Mr. H. W. Evans, of Solva, possesses a pair of Goosanders in his collection, male and female, that were shot in Solva harbour. Mr. Dix says the Goosander occurs more frequently than the Red-breasted Merganser. The Mallard Goosander, in full plumage, is the most beautiful of all the divers that visit our estuaries and bays in the winter time.

Mathew M.A. 1894, Birds of Pembrokeshire and its Islands

More about the Goosander in Pembrokeshire

Goosander

Mergus merganser – HWYADEN DDANHEDDOG – Scarce winter visitor. Not recorded in April, May, July and August

Goosander – 1994

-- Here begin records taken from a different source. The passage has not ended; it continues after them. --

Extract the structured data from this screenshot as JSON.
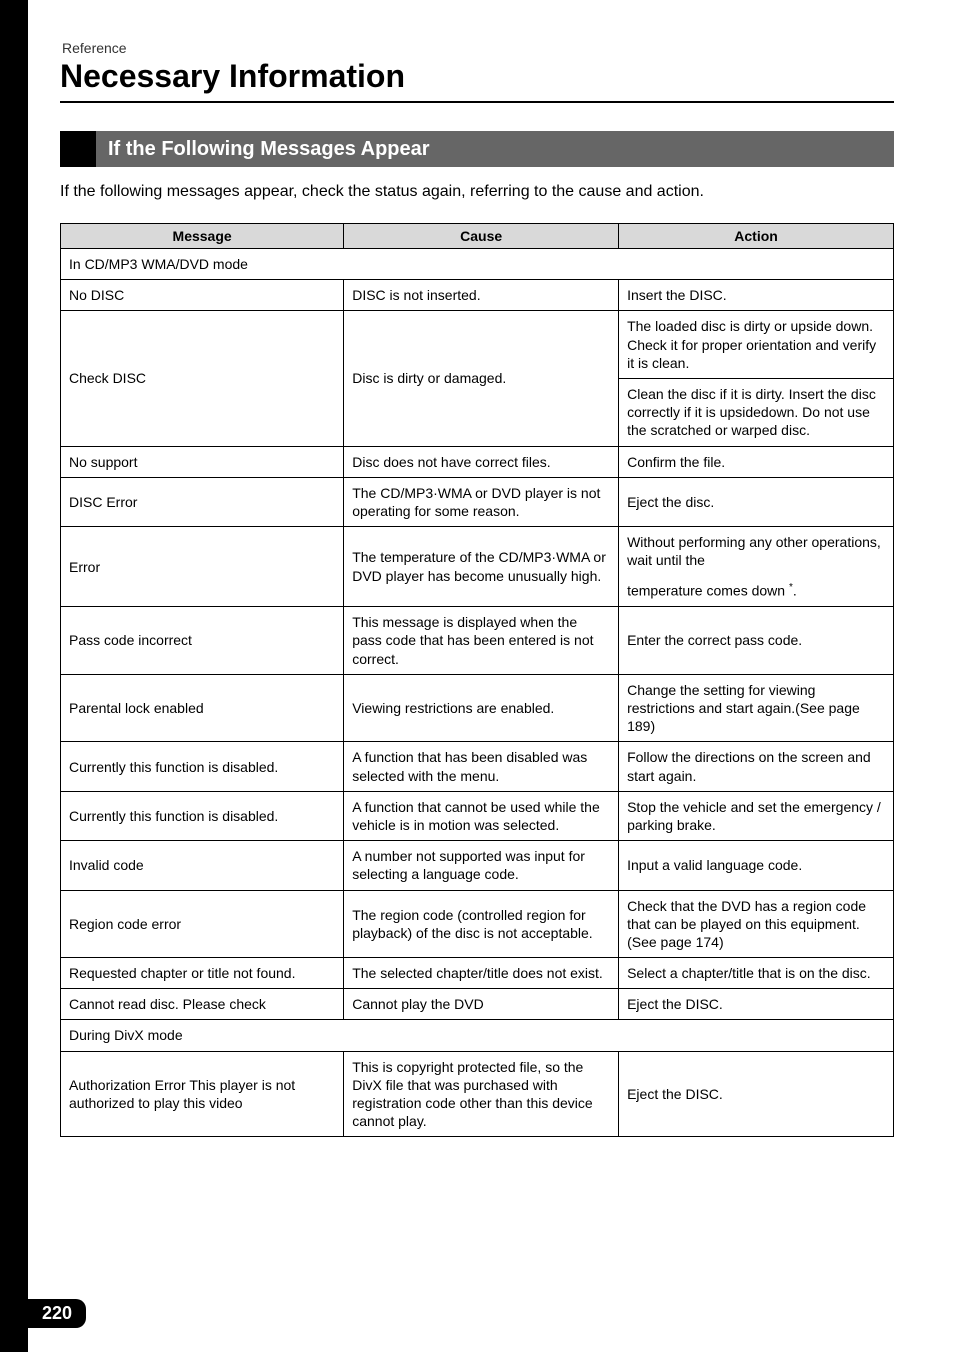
{
  "header": {
    "reference_label": "Reference",
    "page_title": "Necessary Information"
  },
  "section": {
    "title": "If the Following Messages Appear",
    "intro": "If the following messages appear, check the status again, referring to the cause and action."
  },
  "table": {
    "columns": [
      "Message",
      "Cause",
      "Action"
    ],
    "mode_rows": [
      {
        "text": "In CD/MP3 WMA/DVD mode"
      },
      {
        "text": "During DivX mode"
      }
    ],
    "rows_group1": [
      {
        "message": "No DISC",
        "cause": "DISC is not inserted.",
        "action": "Insert the DISC."
      },
      {
        "message": "Check DISC",
        "cause": "Disc is dirty or damaged.",
        "action_top": "The loaded disc is dirty or upside down. Check it for proper orientation and verify it is clean.",
        "action_bottom": "Clean the disc if it is dirty. Insert the disc correctly if it is upsidedown. Do not use the scratched or warped disc."
      },
      {
        "message": "No support",
        "cause": "Disc does not have correct files.",
        "action": "Confirm the file."
      },
      {
        "message": "DISC Error",
        "cause": "The CD/MP3·WMA or DVD player is not operating for some reason.",
        "action": "Eject the disc."
      },
      {
        "message": "Error",
        "cause": "The temperature of the CD/MP3·WMA or DVD player has become unusually high.",
        "action_top": "Without performing any other operations, wait until the",
        "action_bottom": "temperature comes down ",
        "action_sup": "*",
        "action_suffix": "."
      },
      {
        "message": "Pass code incorrect",
        "cause": "This message is displayed when the pass code that has been entered is not correct.",
        "action": "Enter the correct pass code."
      },
      {
        "message": "Parental lock enabled",
        "cause": "Viewing restrictions are enabled.",
        "action": "Change the setting for viewing restrictions and start again.(See page 189)"
      },
      {
        "message": "Currently this function is disabled.",
        "cause": "A function that has been disabled was selected with the menu.",
        "action": "Follow the directions on the screen and start again."
      },
      {
        "message": "Currently this function is disabled.",
        "cause": "A function that cannot be used while the vehicle is in motion was selected.",
        "action": "Stop the vehicle and set the emergency / parking brake."
      },
      {
        "message": "Invalid code",
        "cause": "A number not supported was input for selecting a language code.",
        "action": "Input a valid language code."
      },
      {
        "message": "Region code error",
        "cause": "The region code (controlled region for playback) of the disc is not acceptable.",
        "action": "Check that the DVD has a region code that can be played on this equipment.(See page 174)"
      },
      {
        "message": "Requested chapter or title not found.",
        "cause": "The selected chapter/title does not exist.",
        "action": "Select a chapter/title that is on the disc."
      },
      {
        "message": "Cannot read disc. Please check",
        "cause": "Cannot play the DVD",
        "action": "Eject the DISC."
      }
    ],
    "rows_group2": [
      {
        "message": "Authorization Error This player is not authorized to play this video",
        "cause": "This is copyright protected file, so the DivX file that was purchased with registration code other than this device cannot play.",
        "action": "Eject the DISC."
      }
    ]
  },
  "footer": {
    "page_number": "220"
  }
}
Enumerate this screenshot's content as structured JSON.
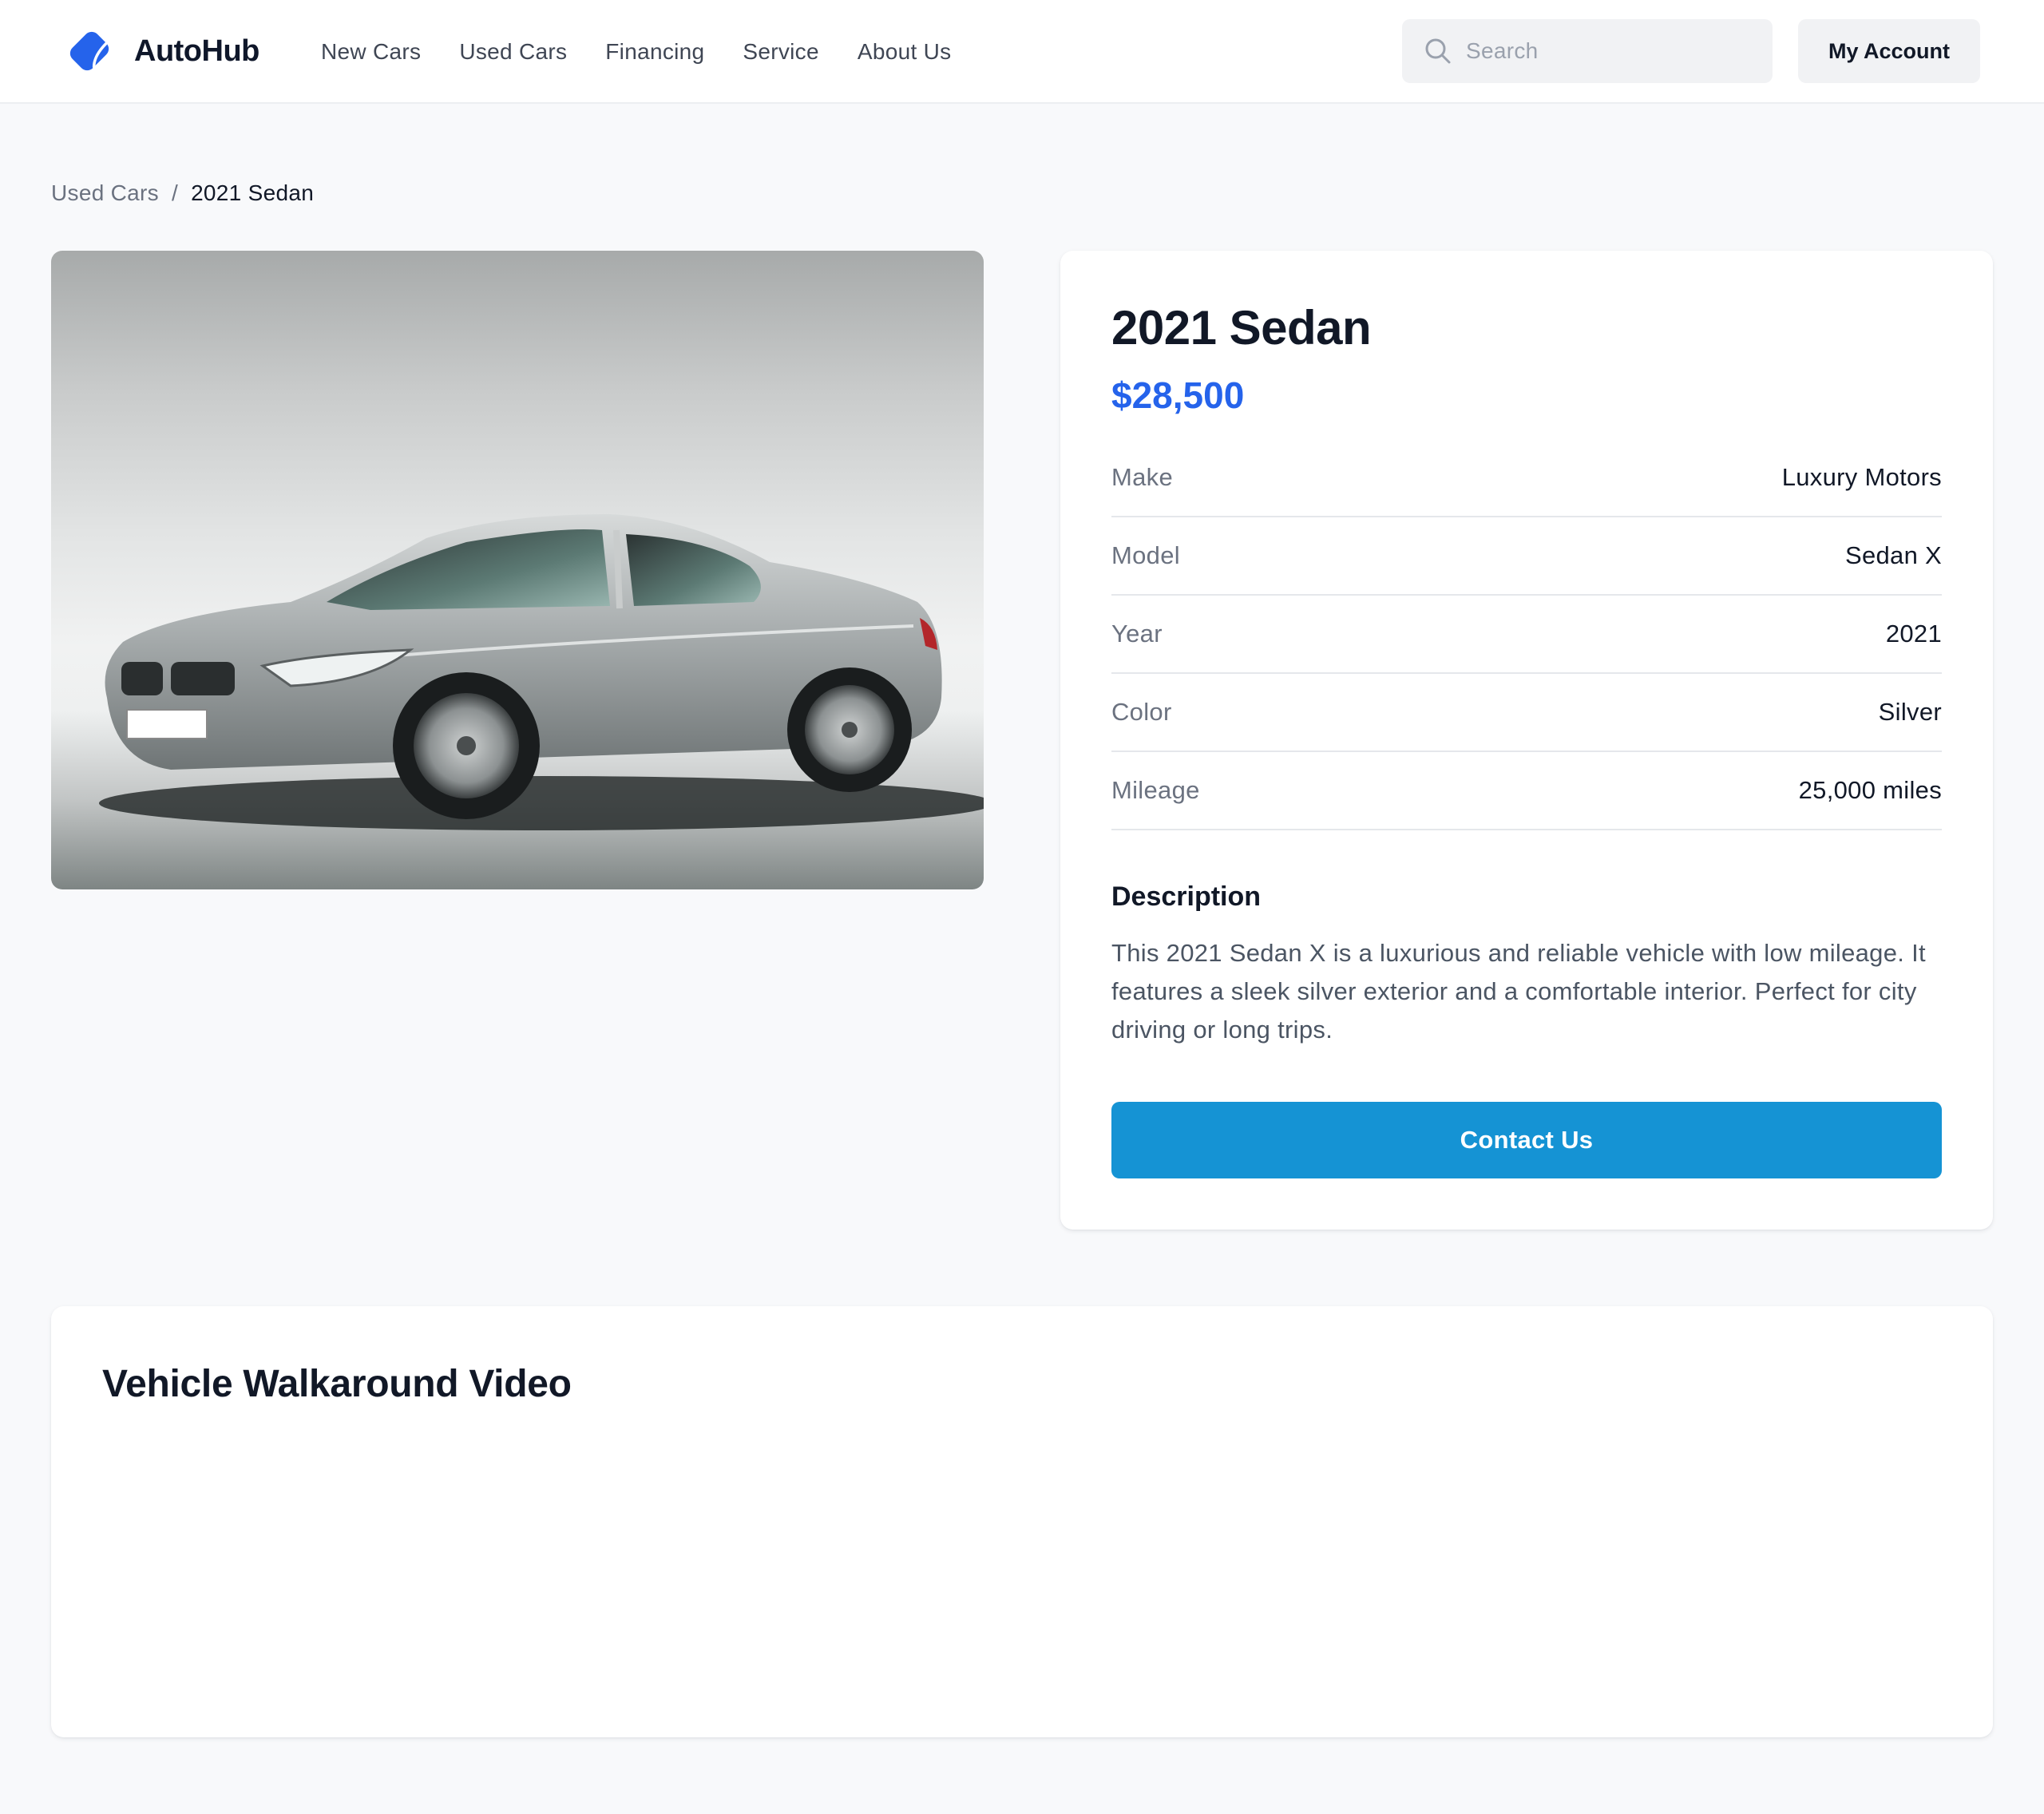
{
  "brand": {
    "name": "AutoHub",
    "logo_icon": "diamond-tag-icon",
    "accent_color": "#2563eb"
  },
  "nav": {
    "items": [
      "New Cars",
      "Used Cars",
      "Financing",
      "Service",
      "About Us"
    ]
  },
  "search": {
    "placeholder": "Search",
    "value": "",
    "icon": "search-icon"
  },
  "account": {
    "label": "My Account"
  },
  "breadcrumb": {
    "parent": "Used Cars",
    "separator": "/",
    "current": "2021 Sedan"
  },
  "vehicle": {
    "title": "2021 Sedan",
    "price": "$28,500",
    "price_color": "#2563eb",
    "specs": [
      {
        "label": "Make",
        "value": "Luxury Motors"
      },
      {
        "label": "Model",
        "value": "Sedan X"
      },
      {
        "label": "Year",
        "value": "2021"
      },
      {
        "label": "Color",
        "value": "Silver"
      },
      {
        "label": "Mileage",
        "value": "25,000 miles"
      }
    ],
    "description_heading": "Description",
    "description": "This 2021 Sedan X is a luxurious and reliable vehicle with low mileage. It features a sleek silver exterior and a comfortable interior. Perfect for city driving or long trips.",
    "contact_label": "Contact Us",
    "contact_color": "#1593d4",
    "photo_alt": "Silver sedan photo"
  },
  "video": {
    "title": "Vehicle Walkaround Video"
  }
}
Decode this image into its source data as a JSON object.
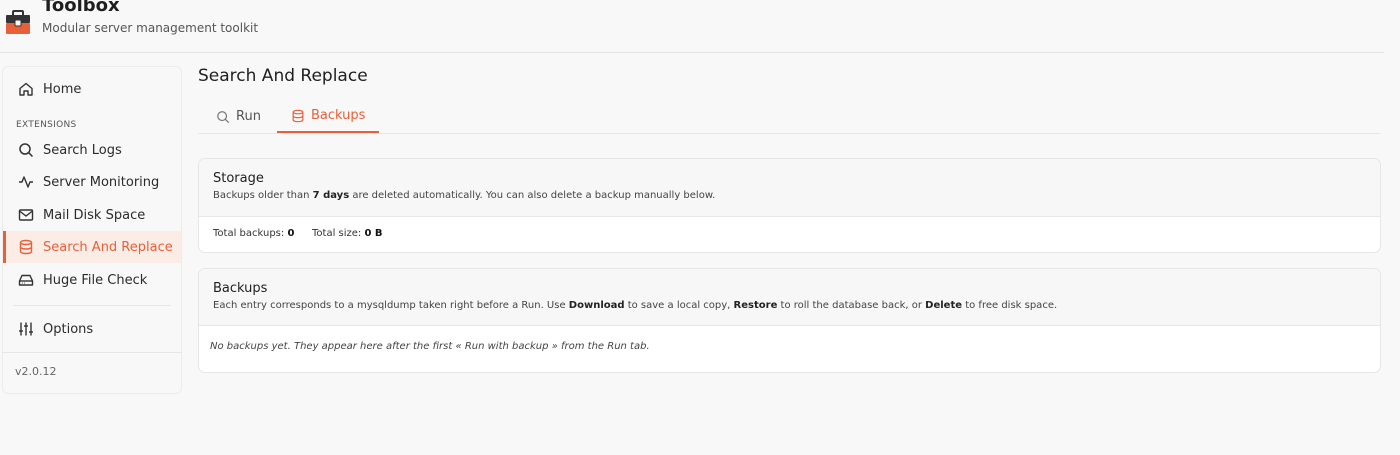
{
  "app": {
    "title": "Toolbox",
    "subtitle": "Modular server management toolkit",
    "brand_icon": "toolbox-icon",
    "accent_color": "#e8603a"
  },
  "sidebar": {
    "home": {
      "label": "Home",
      "icon": "home-icon"
    },
    "section_label": "EXTENSIONS",
    "items": [
      {
        "label": "Search Logs",
        "icon": "search-icon"
      },
      {
        "label": "Server Monitoring",
        "icon": "activity-icon"
      },
      {
        "label": "Mail Disk Space",
        "icon": "mail-icon"
      },
      {
        "label": "Search And Replace",
        "icon": "database-icon",
        "active": true
      },
      {
        "label": "Huge File Check",
        "icon": "hard-drive-icon"
      }
    ],
    "options": {
      "label": "Options",
      "icon": "sliders-icon"
    },
    "version": "v2.0.12"
  },
  "main": {
    "title": "Search And Replace",
    "tabs": [
      {
        "label": "Run",
        "icon": "search-icon"
      },
      {
        "label": "Backups",
        "icon": "database-icon",
        "active": true
      }
    ]
  },
  "storage": {
    "title": "Storage",
    "desc_before": "Backups older than ",
    "desc_days": "7 days",
    "desc_after": " are deleted automatically. You can also delete a backup manually below.",
    "total_backups_label": "Total backups:",
    "total_backups_value": "0",
    "total_size_label": "Total size:",
    "total_size_value": "0 B"
  },
  "backups": {
    "title": "Backups",
    "desc_1": "Each entry corresponds to a mysqldump taken right before a Run. Use ",
    "desc_download": "Download",
    "desc_2": " to save a local copy, ",
    "desc_restore": "Restore",
    "desc_3": " to roll the database back, or ",
    "desc_delete": "Delete",
    "desc_4": " to free disk space.",
    "empty": "No backups yet. They appear here after the first « Run with backup » from the Run tab."
  }
}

Mergus merganser – HWYADEN DDANHEDDOG – Scarce winter visitor. Not recorded in April, May, July and August Both Mathew (1894) and Lockley et al. (1949) regarded the Goosander as a regular winter visitor, the latter adding the qualification “scarce”. The Welsh breeding population has been increasing in recent years, from the first record in 1970 to an […]

Goosander – 1980s winter

Mergus merganser – HWYADEN DDANHEDDOG – Scarce winter visitor. Not recorded in April, May, July and August The BTO winter atlas showed the 10km squares where Goosanders were recorded during the winters of 1981-82, 1982-82 and 1983-84. The darker the colour, the higher the relative total count for each 10km square.  The darkest blue represents 4-10 birds […]

Goosander 1949

Species account from the Birds of Pembrokeshire, 1949, by Lockley, Ingram and Salmon.

Goosander – 1894

Mergus merganser A regular winter visitor; not uncommon. One shot by Mr. W. Summers on the lake at Heathfield in the early spring of 1884, was sent to us, and although infested by a large parasite was in good condition; it was a female. Heathfield is several miles from the coast. Another was obtained at Tregwynt, on the north coast, […]